« Reply #3 on: November 25, 2017, 09:32:43 PM »
Well, what is fact is that work on 'smart' devices is growing more intricate and advanced at a very fast rate and as such artificial intelligence is a field where we're today seeing Limited Artificial Intelligences, of course nothing in the line of true blue sentience, though with how intricate and advanced things can be programmed to certain levels, the future can lead anywhere. Technology is growing more ubiquitous as we can sync our computers to our phones and even devices in our household can be programmed now in more advanced cases to do a lot for us. Sure we don't have in day to day life walking anatomically shaped humanoid helpers, though robotics is another field growing and advancing.

Also, on android helpers, I bring up the case of animatronic plush cats and dogs you can buy right now for a decent price made specifically to keep elderly people who otherwise couldn't have a pet. They're built to be companions, when they're 'off', they curl up and take a position of 'sleeping' and activate from this standby with a stroke down their back (remember it's an animatronic frame under a semi-realistic plushy exterior) or similar action of affection on the surrogate pet. When 'awake' it'll walk about, shuffle and nuzzle like a real cat or dog and is made for realistically reacting attention and affection for the person who owns it. You can buy one of amazon for 75 or whatever your currency may be and hell, as I live alone in a flat and for me having a pet would be troublesome, I've considered buying one myself for that extra comfort on a grey day.

Point being, what will be produce next? We're at a point where even sex-dolls, if you have the capitol can have all sorts of extras built in to make their appearance or other factors, like body temperature, textures etc be more realistic.

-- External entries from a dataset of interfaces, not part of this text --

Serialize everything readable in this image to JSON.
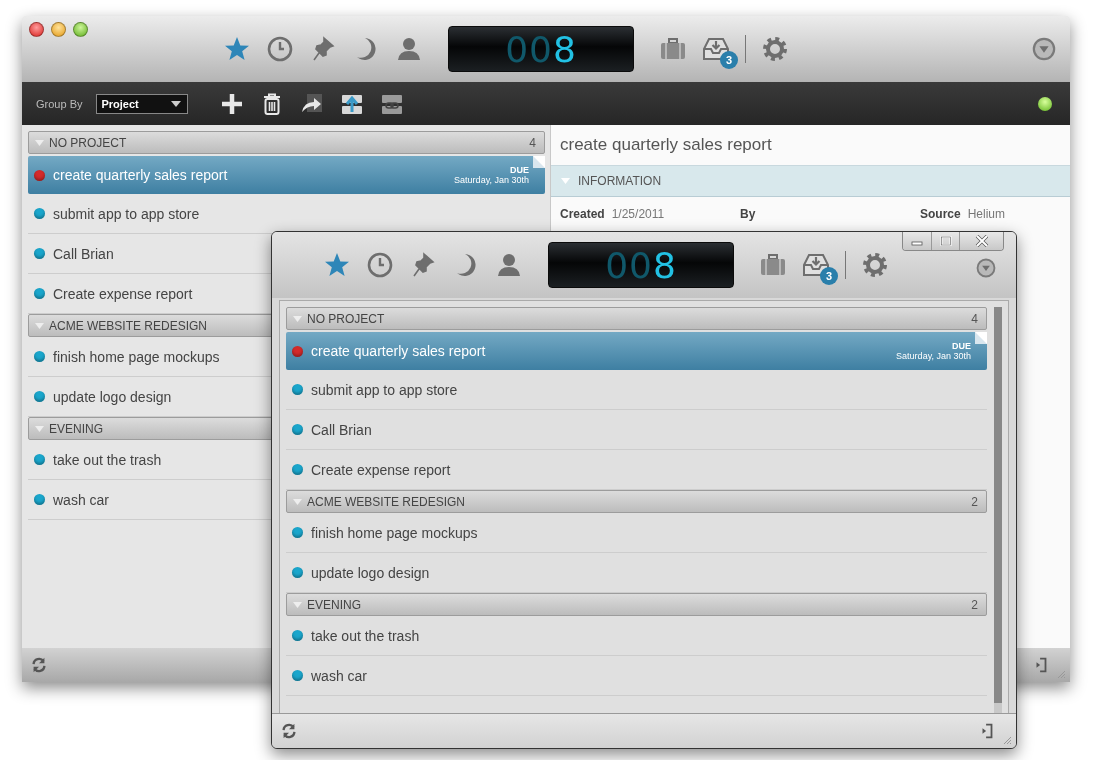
{
  "windows": [
    {
      "kind": "main",
      "title_bar": {
        "views": [
          {
            "kind": "star",
            "selected": true
          },
          {
            "kind": "clock",
            "selected": false
          },
          {
            "kind": "pin",
            "selected": false
          },
          {
            "kind": "moon",
            "selected": false
          },
          {
            "kind": "person",
            "selected": false
          }
        ],
        "counter": {
          "dim": "00",
          "lit": "8"
        },
        "inbox_badge": "3"
      },
      "toolbar": {
        "group_by_label": "Group By",
        "group_by_value": "Project",
        "online": true
      },
      "groups": [
        {
          "name": "NO PROJECT",
          "count": "4",
          "tasks": [
            {
              "title": "create quarterly sales report",
              "color": "#d42a2a",
              "selected": true,
              "due_label": "DUE",
              "due_date": "Saturday, Jan 30th"
            },
            {
              "title": "submit app to app store",
              "color": "#1aa6cc",
              "selected": false
            },
            {
              "title": "Call Brian",
              "color": "#1aa6cc",
              "selected": false
            },
            {
              "title": "Create expense report",
              "color": "#1aa6cc",
              "selected": false
            }
          ]
        },
        {
          "name": "ACME WEBSITE REDESIGN",
          "tasks": [
            {
              "title": "finish home page mockups",
              "color": "#1aa6cc",
              "selected": false
            },
            {
              "title": "update logo design",
              "color": "#1aa6cc",
              "selected": false
            }
          ]
        },
        {
          "name": "EVENING",
          "tasks": [
            {
              "title": "take out the trash",
              "color": "#1aa6cc",
              "selected": false
            },
            {
              "title": "wash car",
              "color": "#1aa6cc",
              "selected": false
            }
          ]
        }
      ],
      "detail": {
        "title": "create quarterly sales report",
        "section": "INFORMATION",
        "fields": [
          {
            "label": "Created",
            "value": "1/25/2011"
          },
          {
            "label": "By"
          },
          {
            "label": "Source",
            "value": "Helium"
          }
        ]
      }
    },
    {
      "kind": "mini",
      "title_bar": {
        "views": [
          {
            "kind": "star",
            "selected": true
          },
          {
            "kind": "clock",
            "selected": false
          },
          {
            "kind": "pin",
            "selected": false
          },
          {
            "kind": "moon",
            "selected": false
          },
          {
            "kind": "person",
            "selected": false
          }
        ],
        "counter": {
          "dim": "00",
          "lit": "8"
        },
        "inbox_badge": "3"
      },
      "groups": [
        {
          "name": "NO PROJECT",
          "count": "4",
          "tasks": [
            {
              "title": "create quarterly sales report",
              "color": "#d42a2a",
              "selected": true,
              "due_label": "DUE",
              "due_date": "Saturday, Jan 30th"
            },
            {
              "title": "submit app to app store",
              "color": "#1aa6cc",
              "selected": false
            },
            {
              "title": "Call Brian",
              "color": "#1aa6cc",
              "selected": false
            },
            {
              "title": "Create expense report",
              "color": "#1aa6cc",
              "selected": false
            }
          ]
        },
        {
          "name": "ACME WEBSITE REDESIGN",
          "count": "2",
          "tasks": [
            {
              "title": "finish home page mockups",
              "color": "#1aa6cc",
              "selected": false
            },
            {
              "title": "update logo design",
              "color": "#1aa6cc",
              "selected": false
            }
          ]
        },
        {
          "name": "EVENING",
          "count": "2",
          "tasks": [
            {
              "title": "take out the trash",
              "color": "#1aa6cc",
              "selected": false
            },
            {
              "title": "wash car",
              "color": "#1aa6cc",
              "selected": false
            }
          ]
        }
      ]
    }
  ]
}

On the final point of your post there, I mean the easy answer is moral and ethical debate and if we should, even if we can. It's where science shifts over to 'playing god'. I'll keep my opinions on this out for the moment, as again, don't wanna go PROC right here when I'm just spit-balling a goalless train of thought.  ;D
Though for a basic answer, I'd say we don't have an 'obligation', though if we can and can learn something of benefit from doing so, maybe it's worth looking into. Unrestricted free will is such a touchy subject also... Where does the line for basic safety and health for the human workers around what let's say for simplism is another machine in the workplace which should keep to health and safety standards, where does that cross into giving something which should have a measure of freedom, let's say... for it's own self-defence and the right to continue to exist. It's the whole reason in The Second Renaissance and hell, even HAL in 2001, the threat of termination of it's 'Self' that causes issues down the road.